Tasting Notes: The 2013 Knights Valley Cabernet Sauvignon is dark ruby in color. The fruit aroma is ripe cherry, blackberries and Santa Rosa plum. There is an earthiness in the complexity, like mushroom, smoked meats, spearmint, coffee and milk chocolate. The oak is nicely integrated with a hint of cinnamon bun. The flavor is full, soft and lush with cranberry and cherry like finish. The tannins are well resolved balancing, a lovely wine with good acidity, body and texture.
Knights Valley & Kellogg Vineyard (the grapes are from 100% Kellogg Vineyard): It’s tempting to report that Knights Valley is one of the last, remote corners of Sonoma County that’s undeveloped, like a picture postcard of the sleepy agricultural valleys of an older California. But that isn’t the whole story: Knights Valley is one of the few areas that may have actually become more rural over the last century.
Formerly part of a Mexican land grant holding of one Jose de los Santos Berryessa, Mallocomes Valley was renamed for Thomas B. Knight, a New England immigrant said to have participated in the Bear Flag Revolt.
Once the valley had a small town, in any case, founded by real estate speculator F. E. Kellogg in the 19th century. Before Prohibition, grapes were major business in the valley.
But the post office, general store, and the town of Kellogg burned down in the 1960s. When vineyards and wineries eventually returned to the valley, they brought no tasting rooms, no hotels, and no commercial development of any kind with them.

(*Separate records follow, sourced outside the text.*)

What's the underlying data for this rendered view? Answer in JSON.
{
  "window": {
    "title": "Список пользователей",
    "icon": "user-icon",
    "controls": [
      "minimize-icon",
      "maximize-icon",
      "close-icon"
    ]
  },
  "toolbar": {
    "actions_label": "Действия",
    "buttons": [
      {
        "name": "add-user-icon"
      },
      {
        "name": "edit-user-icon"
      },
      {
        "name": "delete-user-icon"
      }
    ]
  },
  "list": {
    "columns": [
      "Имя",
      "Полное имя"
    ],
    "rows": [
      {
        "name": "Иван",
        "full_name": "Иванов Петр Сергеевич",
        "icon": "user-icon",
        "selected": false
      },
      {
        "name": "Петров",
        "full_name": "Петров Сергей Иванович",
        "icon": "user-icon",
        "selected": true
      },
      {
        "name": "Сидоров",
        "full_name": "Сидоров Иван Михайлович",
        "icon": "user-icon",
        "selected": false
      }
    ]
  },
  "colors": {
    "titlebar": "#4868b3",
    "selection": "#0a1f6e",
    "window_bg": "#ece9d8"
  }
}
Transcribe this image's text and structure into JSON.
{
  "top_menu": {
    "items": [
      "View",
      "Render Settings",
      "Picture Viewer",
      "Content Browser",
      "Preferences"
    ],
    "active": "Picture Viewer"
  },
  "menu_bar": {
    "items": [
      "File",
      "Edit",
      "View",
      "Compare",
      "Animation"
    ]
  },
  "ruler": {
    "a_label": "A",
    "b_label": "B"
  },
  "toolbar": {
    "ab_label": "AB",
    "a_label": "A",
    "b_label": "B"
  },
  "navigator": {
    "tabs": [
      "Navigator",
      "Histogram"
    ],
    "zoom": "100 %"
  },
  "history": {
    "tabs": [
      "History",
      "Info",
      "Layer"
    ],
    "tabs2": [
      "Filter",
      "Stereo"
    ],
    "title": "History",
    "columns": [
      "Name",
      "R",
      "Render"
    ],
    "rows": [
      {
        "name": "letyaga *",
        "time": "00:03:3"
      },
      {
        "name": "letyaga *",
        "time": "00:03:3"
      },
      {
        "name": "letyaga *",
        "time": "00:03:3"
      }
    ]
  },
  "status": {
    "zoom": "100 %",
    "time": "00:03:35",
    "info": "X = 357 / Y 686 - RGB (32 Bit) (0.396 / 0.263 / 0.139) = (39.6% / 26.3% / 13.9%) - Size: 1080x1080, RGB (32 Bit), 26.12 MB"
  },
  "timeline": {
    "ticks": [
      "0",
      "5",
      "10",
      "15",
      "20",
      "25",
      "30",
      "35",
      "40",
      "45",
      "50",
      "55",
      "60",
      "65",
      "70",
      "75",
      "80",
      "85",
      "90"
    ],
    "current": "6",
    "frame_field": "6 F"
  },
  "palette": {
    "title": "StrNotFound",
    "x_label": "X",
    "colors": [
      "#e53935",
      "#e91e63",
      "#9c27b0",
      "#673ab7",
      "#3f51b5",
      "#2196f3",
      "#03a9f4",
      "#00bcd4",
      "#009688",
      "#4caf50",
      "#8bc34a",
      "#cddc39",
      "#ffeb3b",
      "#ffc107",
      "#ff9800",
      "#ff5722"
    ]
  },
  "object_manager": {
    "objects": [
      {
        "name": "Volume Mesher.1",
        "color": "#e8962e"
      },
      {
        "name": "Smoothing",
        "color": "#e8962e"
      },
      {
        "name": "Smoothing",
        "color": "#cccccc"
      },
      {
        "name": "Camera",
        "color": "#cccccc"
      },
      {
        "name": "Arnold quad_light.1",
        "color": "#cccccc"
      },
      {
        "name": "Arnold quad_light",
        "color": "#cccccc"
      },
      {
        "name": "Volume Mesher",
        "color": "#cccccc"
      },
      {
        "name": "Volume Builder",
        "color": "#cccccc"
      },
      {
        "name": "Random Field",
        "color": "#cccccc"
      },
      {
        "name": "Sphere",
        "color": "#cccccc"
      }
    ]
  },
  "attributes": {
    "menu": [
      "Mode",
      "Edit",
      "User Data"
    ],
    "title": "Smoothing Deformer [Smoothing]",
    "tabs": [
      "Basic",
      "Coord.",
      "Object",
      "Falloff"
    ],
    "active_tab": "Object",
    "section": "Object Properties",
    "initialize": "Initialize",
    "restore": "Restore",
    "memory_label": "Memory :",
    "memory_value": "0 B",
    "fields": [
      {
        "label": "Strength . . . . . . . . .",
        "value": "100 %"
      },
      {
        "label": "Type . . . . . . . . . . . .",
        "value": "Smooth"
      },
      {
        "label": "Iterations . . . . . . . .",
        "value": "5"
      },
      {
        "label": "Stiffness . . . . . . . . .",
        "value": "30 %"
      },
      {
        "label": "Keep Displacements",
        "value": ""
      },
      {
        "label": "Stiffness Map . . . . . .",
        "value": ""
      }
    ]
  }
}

However, today there are 2,000 vineyard acres in Knights Valley, which earned AVA status in 1983.
About the 2013 Growing Season: Following 2012, there was another “near perfect vintage.” A warm, dry winter and spring brought early bud break. The dry weather helped lower canopy vigor and created ideal conditions for flowering and fruit set under sunny skies. With one heat spike in late June, early July, the growing temperatures were near ideal for vine growth and ripening. The season as a whole, was a good two weeks early on the average and really quite dry. There were two rain storms in mid-September that didn’t amount to any consequence, as most of the thin skinned varieties came in early.
Blend: 83.4% Cabernet Sauvignon, 9.2% Merlot, 4.4% Malbec, 3% Petit Verdot
Aging: 27 months in 41% new French oak
Cases Produced: 655 cases
Director of Winemaking: Ted Edwards
Assistant Winemaker: Jesus Alfaro